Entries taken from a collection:
• • •

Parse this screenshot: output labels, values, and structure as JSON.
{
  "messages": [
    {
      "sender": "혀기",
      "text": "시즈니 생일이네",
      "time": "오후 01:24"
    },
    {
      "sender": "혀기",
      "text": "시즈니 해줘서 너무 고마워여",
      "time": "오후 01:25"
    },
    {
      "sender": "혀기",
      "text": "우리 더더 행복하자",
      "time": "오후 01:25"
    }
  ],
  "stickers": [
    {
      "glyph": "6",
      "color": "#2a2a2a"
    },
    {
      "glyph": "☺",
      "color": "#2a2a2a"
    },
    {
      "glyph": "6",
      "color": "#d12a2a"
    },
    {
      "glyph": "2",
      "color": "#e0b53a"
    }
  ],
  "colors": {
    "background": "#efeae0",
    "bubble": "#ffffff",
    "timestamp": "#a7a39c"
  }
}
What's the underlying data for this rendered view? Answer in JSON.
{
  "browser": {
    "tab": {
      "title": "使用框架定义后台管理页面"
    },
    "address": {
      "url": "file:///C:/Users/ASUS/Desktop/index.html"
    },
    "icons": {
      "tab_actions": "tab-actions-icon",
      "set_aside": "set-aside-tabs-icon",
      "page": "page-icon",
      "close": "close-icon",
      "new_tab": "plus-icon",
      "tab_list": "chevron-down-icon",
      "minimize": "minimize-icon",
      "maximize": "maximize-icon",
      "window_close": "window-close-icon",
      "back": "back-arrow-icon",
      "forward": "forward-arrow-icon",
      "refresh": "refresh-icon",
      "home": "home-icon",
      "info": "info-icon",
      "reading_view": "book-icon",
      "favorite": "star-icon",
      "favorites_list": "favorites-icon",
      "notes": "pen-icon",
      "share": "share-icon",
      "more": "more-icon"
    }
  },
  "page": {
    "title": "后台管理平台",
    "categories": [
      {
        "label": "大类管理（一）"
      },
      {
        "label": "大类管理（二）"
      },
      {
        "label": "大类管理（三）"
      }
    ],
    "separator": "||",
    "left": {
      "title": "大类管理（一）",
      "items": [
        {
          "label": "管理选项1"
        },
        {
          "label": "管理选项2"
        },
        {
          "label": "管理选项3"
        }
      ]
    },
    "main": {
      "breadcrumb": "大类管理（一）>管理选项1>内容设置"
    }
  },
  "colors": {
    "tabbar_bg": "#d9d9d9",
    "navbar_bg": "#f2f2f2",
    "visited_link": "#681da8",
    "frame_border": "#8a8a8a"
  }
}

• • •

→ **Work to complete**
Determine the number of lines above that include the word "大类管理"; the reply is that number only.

→ **Response for this exercise**
5